July 27, 2013


There is a great deal of debate in both the philosophy and physics communities about whether our perception of time as a linear construct is accurate. To imagine that it is anything but is somewhere between trippy and impossible; to accept that reality could be anything other than how we perceive it is simply difficult.

But we're already there.

For instance: Something that appears red - a rose, say - appears that way because of the wavelengths that reach our eyes, and our ability to perceive and interpret them. But look at it through glasses with blue lenses (you have those, right?), and the rose is red no longer. Our perception of it has changed, and yet we remain confident that it remains truly red, despite the fact that our eyes now tell us differently.

Tangent aside, perception is malleable, and not wholly accurate.

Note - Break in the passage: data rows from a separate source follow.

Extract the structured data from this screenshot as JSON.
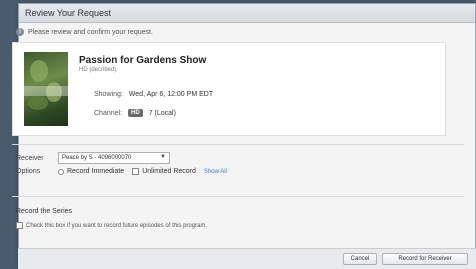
{
  "dialog": {
    "title": "Review Your Request",
    "notice": "Please review and confirm your request."
  },
  "program": {
    "title": "Passion for Gardens Show",
    "subtitle": "HD (decribed)",
    "showing_label": "Showing:",
    "showing_value": "Wed, Apr 6, 12:00 PM EDT",
    "channel_label": "Channel:",
    "channel_badge": "HD",
    "channel_value": "7 (Local)"
  },
  "form": {
    "receiver_label": "Receiver",
    "receiver_value": "Peace by S - 4096000070",
    "options_label": "Options",
    "option_radio": "Record Immediate",
    "option_check": "Unlimited Record",
    "show_more": "Show All"
  },
  "series": {
    "title": "Record the Series",
    "checkbox_label": "Check this box if you want to record future episodes of this program."
  },
  "buttons": {
    "cancel": "Cancel",
    "record": "Record for Receiver"
  }
}
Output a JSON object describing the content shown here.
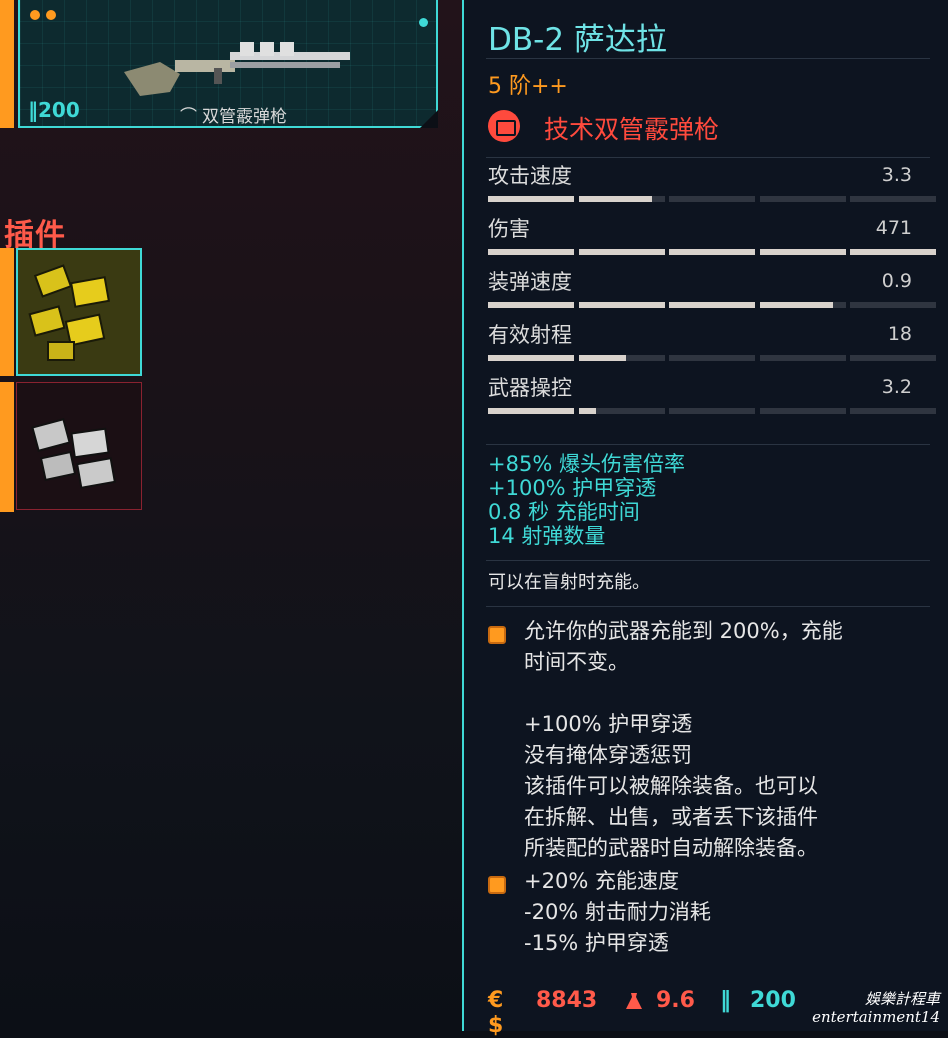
{
  "weapon_card": {
    "price": "200",
    "price_icon": "ammo-icon",
    "type": "双管霰弹枪",
    "type_icon": "shotgun-icon"
  },
  "mods_section": {
    "title": "插件"
  },
  "tooltip": {
    "name": "DB-2 萨达拉",
    "tier": "5 阶++",
    "class": "技术双管霰弹枪",
    "class_icon": "tech-weapon-icon",
    "stats": [
      {
        "name": "攻击速度",
        "value": "3.3",
        "fill": 0.37
      },
      {
        "name": "伤害",
        "value": "471",
        "fill": 1.0
      },
      {
        "name": "装弹速度",
        "value": "0.9",
        "fill": 0.77
      },
      {
        "name": "有效射程",
        "value": "18",
        "fill": 0.31
      },
      {
        "name": "武器操控",
        "value": "3.2",
        "fill": 0.24
      }
    ],
    "bonuses": [
      "+85% 爆头伤害倍率",
      "+100% 护甲穿透",
      "0.8 秒 充能时间",
      "14 射弹数量"
    ],
    "ability": "可以在盲射时充能。",
    "mods": [
      {
        "lines": [
          "允许你的武器充能到 200%，充能",
          "时间不变。",
          "",
          "+100% 护甲穿透",
          "没有掩体穿透惩罚",
          "该插件可以被解除装备。也可以",
          "在拆解、出售，或者丢下该插件",
          "所装配的武器时自动解除装备。"
        ]
      },
      {
        "lines": [
          "+20% 充能速度",
          "-20% 射击耐力消耗",
          "-15% 护甲穿透"
        ]
      }
    ],
    "footer": {
      "currency": "€$",
      "price": "8843",
      "weight_icon": "weight-icon",
      "weight": "9.6",
      "sell_icon": "ammo-icon",
      "sell_value": "200"
    }
  },
  "watermark": {
    "line1": "娛樂計程車",
    "line2": "entertainment14"
  },
  "colors": {
    "cyan": "#3fd9d6",
    "orange": "#ff9a1f",
    "red": "#ff4a3d",
    "panel_bg": "#0d1420"
  }
}
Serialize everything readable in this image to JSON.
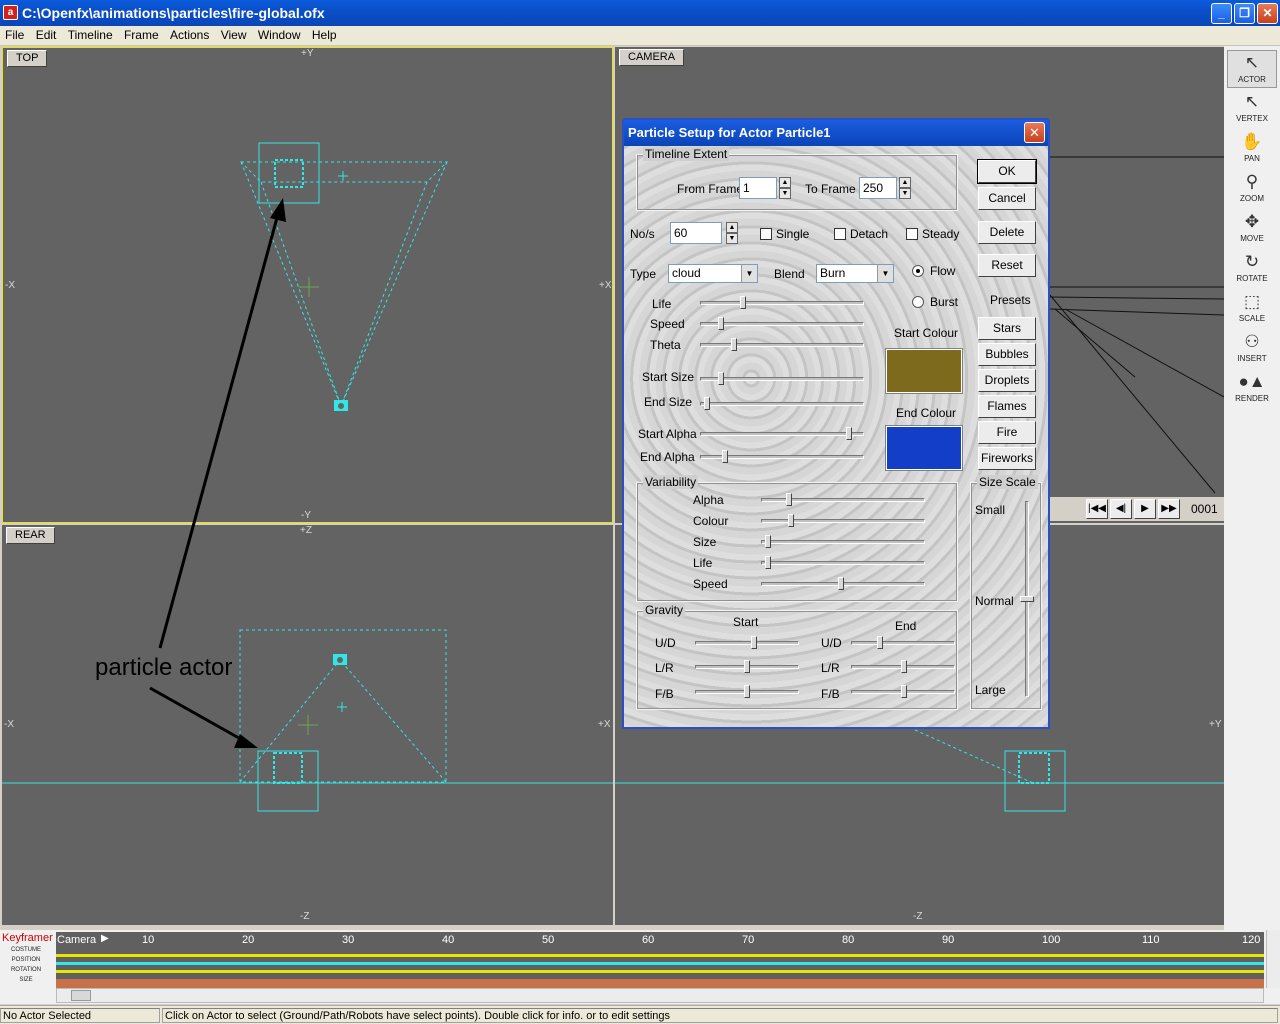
{
  "window": {
    "title": "C:\\Openfx\\animations\\particles\\fire-global.ofx",
    "app_icon": "openfx-icon"
  },
  "menu": [
    "File",
    "Edit",
    "Timeline",
    "Frame",
    "Actions",
    "View",
    "Window",
    "Help"
  ],
  "viewports": {
    "top": {
      "label": "TOP",
      "axis_top": "+Y",
      "axis_bottom": "-Y",
      "axis_left": "-X",
      "axis_right": "+X"
    },
    "rear": {
      "label": "REAR",
      "axis_top": "+Z",
      "axis_bottom": "-Z",
      "axis_left": "-X",
      "axis_right": "+X"
    },
    "camera": {
      "label": "CAMERA"
    },
    "side": {
      "axis_bottom": "-Z",
      "axis_right": "+Y"
    }
  },
  "annotation": {
    "text": "particle actor"
  },
  "toolbar": [
    {
      "label": "ACTOR",
      "icon": "pointer-icon",
      "key": "O"
    },
    {
      "label": "VERTEX",
      "icon": "vertex-pointer-icon",
      "key": "V"
    },
    {
      "label": "PAN",
      "icon": "hand-icon",
      "key": "P"
    },
    {
      "label": "ZOOM",
      "icon": "magnifier-icon",
      "key": "Z"
    },
    {
      "label": "MOVE",
      "icon": "move-arrows-icon",
      "key": "M"
    },
    {
      "label": "ROTATE",
      "icon": "rotate-icon",
      "key": "R"
    },
    {
      "label": "SCALE",
      "icon": "scale-icon",
      "key": "S"
    },
    {
      "label": "INSERT",
      "icon": "insert-icon",
      "key": ""
    },
    {
      "label": "RENDER",
      "icon": "render-spheres-icon",
      "key": ""
    }
  ],
  "playback": {
    "frame": "0001",
    "buttons": [
      "|◀◀",
      "◀|",
      "▶",
      "▶▶"
    ]
  },
  "dialog": {
    "title": "Particle Setup for Actor Particle1",
    "timeline_extent": {
      "title": "Timeline Extent",
      "from_label": "From Frame",
      "from_value": "1",
      "to_label": "To Frame",
      "to_value": "250"
    },
    "nos": {
      "label": "No/s",
      "value": "60"
    },
    "checks": [
      {
        "label": "Single",
        "checked": false
      },
      {
        "label": "Detach",
        "checked": false
      },
      {
        "label": "Steady",
        "checked": false
      }
    ],
    "type": {
      "label": "Type",
      "value": "cloud"
    },
    "blend": {
      "label": "Blend",
      "value": "Burn"
    },
    "mode": {
      "flow_label": "Flow",
      "burst_label": "Burst",
      "selected": "Flow"
    },
    "sliders": [
      {
        "label": "Life",
        "value": 0.26
      },
      {
        "label": "Speed",
        "value": 0.13
      },
      {
        "label": "Theta",
        "value": 0.21
      },
      {
        "label": "Start Size",
        "value": 0.13
      },
      {
        "label": "End Size",
        "value": 0.04
      },
      {
        "label": "Start Alpha",
        "value": 0.91
      },
      {
        "label": "End Alpha",
        "value": 0.15
      }
    ],
    "start_colour": {
      "label": "Start Colour",
      "color": "#7d6a1c"
    },
    "end_colour": {
      "label": "End Colour",
      "color": "#123ec8"
    },
    "variability": {
      "title": "Variability",
      "items": [
        {
          "label": "Alpha",
          "value": 0.17
        },
        {
          "label": "Colour",
          "value": 0.18
        },
        {
          "label": "Size",
          "value": 0.04
        },
        {
          "label": "Life",
          "value": 0.04
        },
        {
          "label": "Speed",
          "value": 0.49
        }
      ]
    },
    "gravity": {
      "title": "Gravity",
      "start_label": "Start",
      "end_label": "End",
      "rows": [
        {
          "label": "U/D",
          "start": 0.57,
          "end": 0.28
        },
        {
          "label": "L/R",
          "start": 0.5,
          "end": 0.51
        },
        {
          "label": "F/B",
          "start": 0.5,
          "end": 0.51
        }
      ]
    },
    "size_scale": {
      "title": "Size Scale",
      "small": "Small",
      "normal": "Normal",
      "large": "Large",
      "value": 0.5
    },
    "buttons": {
      "ok": "OK",
      "cancel": "Cancel",
      "delete": "Delete",
      "reset": "Reset"
    },
    "presets": {
      "label": "Presets",
      "items": [
        "Stars",
        "Bubbles",
        "Droplets",
        "Flames",
        "Fire",
        "Fireworks"
      ]
    }
  },
  "timeline": {
    "label": "Keyframer",
    "track_labels": [
      "COSTUME",
      "POSITION",
      "ROTATION",
      "SIZE"
    ],
    "camera_label": "Camera",
    "ticks": [
      "10",
      "20",
      "30",
      "40",
      "50",
      "60",
      "70",
      "80",
      "90",
      "100",
      "110",
      "120"
    ]
  },
  "status": {
    "left": "No Actor Selected",
    "right": "Click on Actor to select  (Ground/Path/Robots have select points). Double click for info. or to edit settings"
  },
  "colors": {
    "wire": "#33e6e6",
    "viewport_bg": "#636363",
    "highlight_border": "#e6e600"
  }
}
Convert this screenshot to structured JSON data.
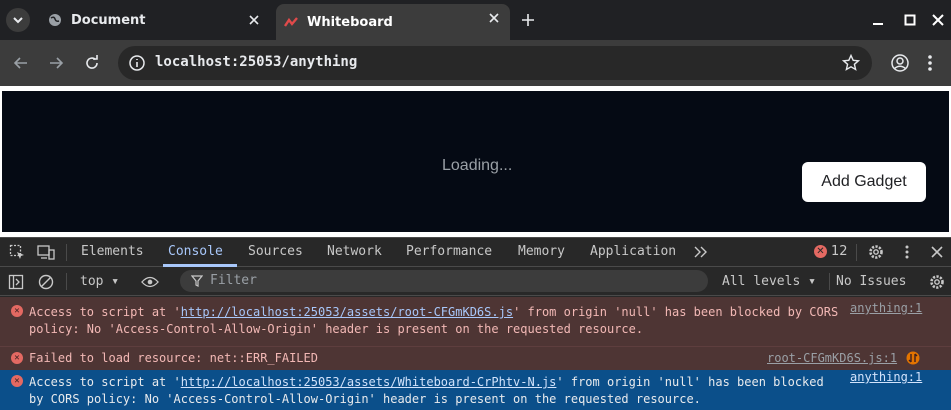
{
  "browser": {
    "tabs": [
      {
        "title": "Document",
        "active": false,
        "favicon": "globe-icon"
      },
      {
        "title": "Whiteboard",
        "active": true,
        "favicon": "whiteboard-logo-icon"
      }
    ],
    "url": "localhost:25053/anything"
  },
  "page": {
    "loading_text": "Loading...",
    "add_gadget_label": "Add Gadget"
  },
  "devtools": {
    "tabs": [
      "Elements",
      "Console",
      "Sources",
      "Network",
      "Performance",
      "Memory",
      "Application"
    ],
    "active_tab": "Console",
    "error_count": "12",
    "context": "top",
    "filter_placeholder": "Filter",
    "levels": "All levels",
    "issues": "No Issues",
    "messages": [
      {
        "prefix": "Access to script at '",
        "link": "http://localhost:25053/assets/root-CFGmKD6S.js",
        "suffix1": "' from origin 'null' has been blocked by CORS",
        "line2": "policy: No 'Access-Control-Allow-Origin' header is present on the requested resource.",
        "source": "anything:1"
      },
      {
        "text": "Failed to load resource: net::ERR_FAILED",
        "source": "root-CFGmKD6S.js:1"
      },
      {
        "prefix": "Access to script at '",
        "link": "http://localhost:25053/assets/Whiteboard-CrPhtv-N.js",
        "suffix1": "' from origin 'null' has been blocked",
        "line2": "by CORS policy: No 'Access-Control-Allow-Origin' header is present on the requested resource.",
        "source": "anything:1"
      }
    ]
  },
  "colors": {
    "error_bg": "#4e3534",
    "selected_bg": "#0b4f8a",
    "accent": "#a8c7fa"
  }
}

We trust it because we have nothing else to trust, really, and to cast too much doubt upon it would send us into an abyss of Cartesian depths.

So let's not go there.

No comments:

Post a Comment